“There are no standards for gay film stories because there have been so few. The few that preceded it usually featured fun gay shticks,’ he wrote.

Luke Macfarlane, left, and Billy Eichner are pictured together in a scene from 'Bros' - a story in which two men with commitment issues try to have a relationship

Luke Macfarlane, left, and Billy Eichner are pictured together in a scene from ‘Bros’ – a story in which two men with commitment issues try to have a relationship

But Grafstein instead argues that Bros is not alone – and that there have indeed been plenty of other stories in recent popular culture involving gay romance.

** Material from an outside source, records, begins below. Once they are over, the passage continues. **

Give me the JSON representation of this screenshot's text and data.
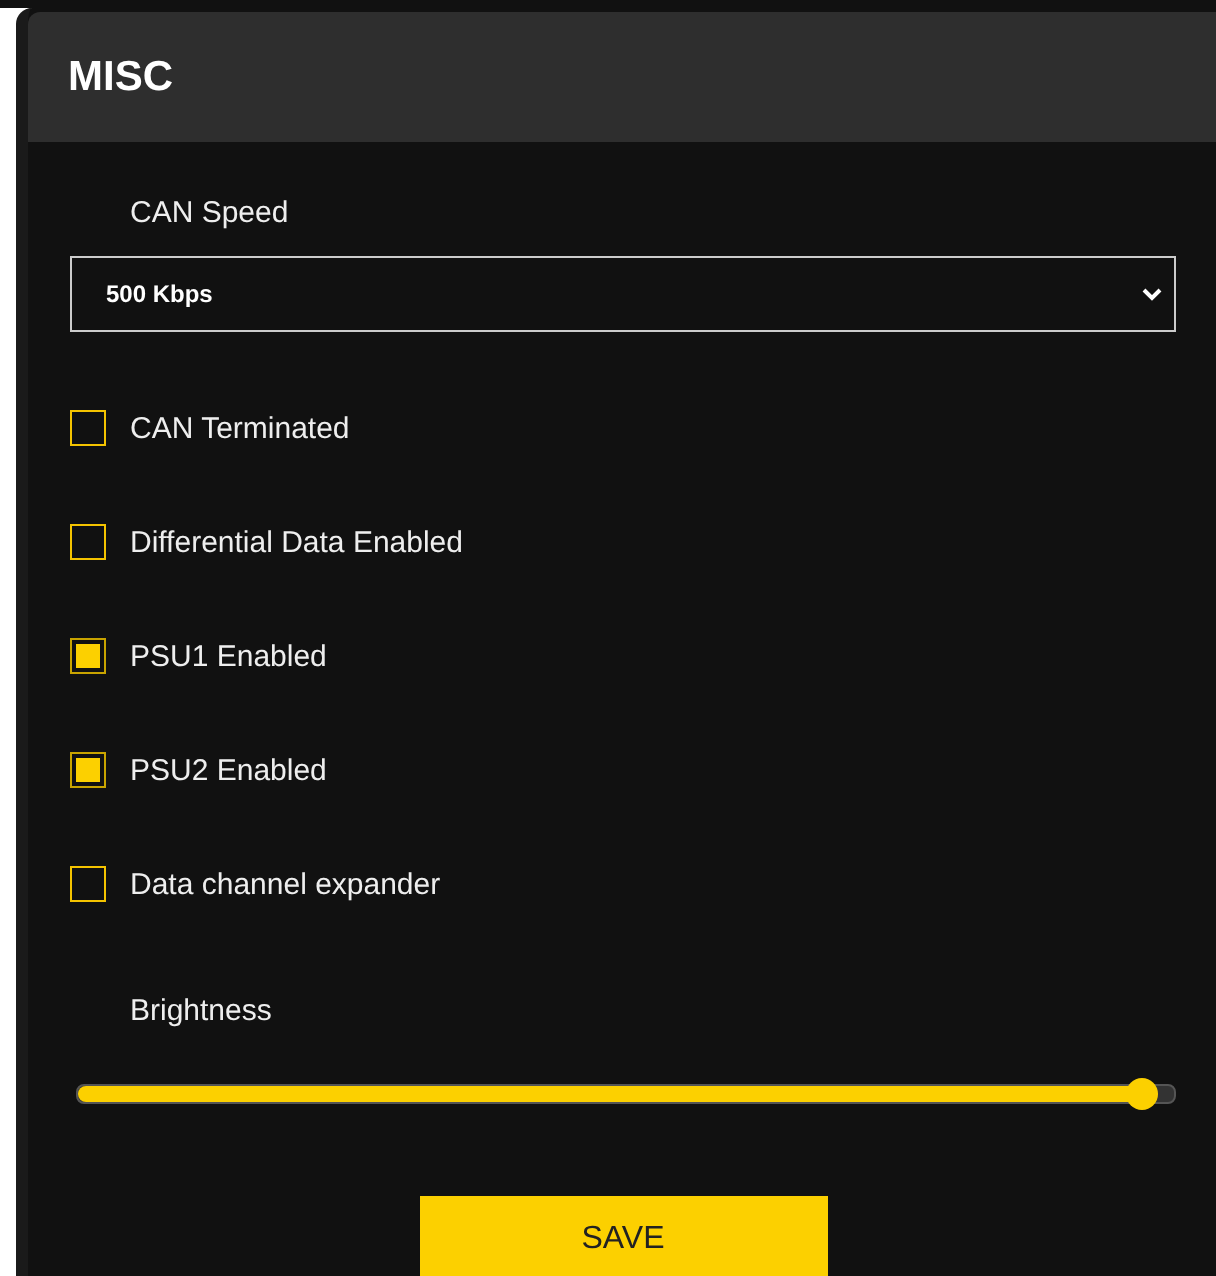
{
  "panel": {
    "title": "MISC"
  },
  "can_speed": {
    "label": "CAN Speed",
    "value": "500 Kbps"
  },
  "options": [
    {
      "label": "CAN Terminated",
      "checked": false
    },
    {
      "label": "Differential Data Enabled",
      "checked": false
    },
    {
      "label": "PSU1 Enabled",
      "checked": true
    },
    {
      "label": "PSU2 Enabled",
      "checked": true
    },
    {
      "label": "Data channel expander",
      "checked": false
    }
  ],
  "brightness": {
    "label": "Brightness",
    "level": 0.97
  },
  "save_button": {
    "label": "SAVE"
  }
}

“Bros is definitely not ‘revolutionary.’ When Jack said to Ennis in Brokeback Mountain, ‘I wish I knew how to leave you’, it was revolutionary. Modern Family’s most beloved characters were Cam and Mitchell.

‘The feel-good romantic comedy Love, Simon pushes gay teens to come out of the closet.

“The award-winning film Orange Is the New Black revolves around a brigade of multifaceted and multiracial lesbian prisoners.

‘And guess what? Tons of deplorable straight people across the country drank it.

“All of these stories implicitly make the case for true inclusivity by featuring characters who are just ordinary, tragic, funny, complicated human beings.

“Gay entertainment shouldn’t be based on banal identity obsession, old resentments, or performative progressivism,” Grafstein continues.

“When I go to the movies, including a movie that features a gay romance, I want irreverence, twists and turns, an escape from politics and signals of virtue. And when it’s a comedy, I want it to be, you know, funny,” he notes.

The romantic comedy stars Eichner, left, and Luke Macfarlane

The romantic comedy stars Eichner, left, and Luke Macfarlane

In a series of tweets earlier this month, Eichner said he attended a screening of ‘Bros’ in liberal Los Angeles where the audience response was ‘truly magical’, but said a chain of Anonymous Theater had threatened not to show the film’s trailer ‘because of the gay content.’

“Anyone who IS NOT a homophobic weirdo should go see BROS tonight!” You will enjoy !’ he added.

“And it’s special and especially powerful to see this particular story on the big screen, especially for queer people who don’t often get that opportunity.”

Grafstein also took issue with Eichner’s choice of words.

Bigotry isn’t to blame for the failure of Bros. In fact, most Americans don’t care who you sleep with (or marry!) and have seen complex three-dimensional gay characters on their screens for years, from Milk to Moonlight. .

Eichner said he was happy with the final version of the film

Eichner said he was happy with the final version of the film

He said the movie didn’t get enough support from “heterosexual people, especially in some parts of the country.”

He encouraged moviegoers to give the film a shot while it’s in theaters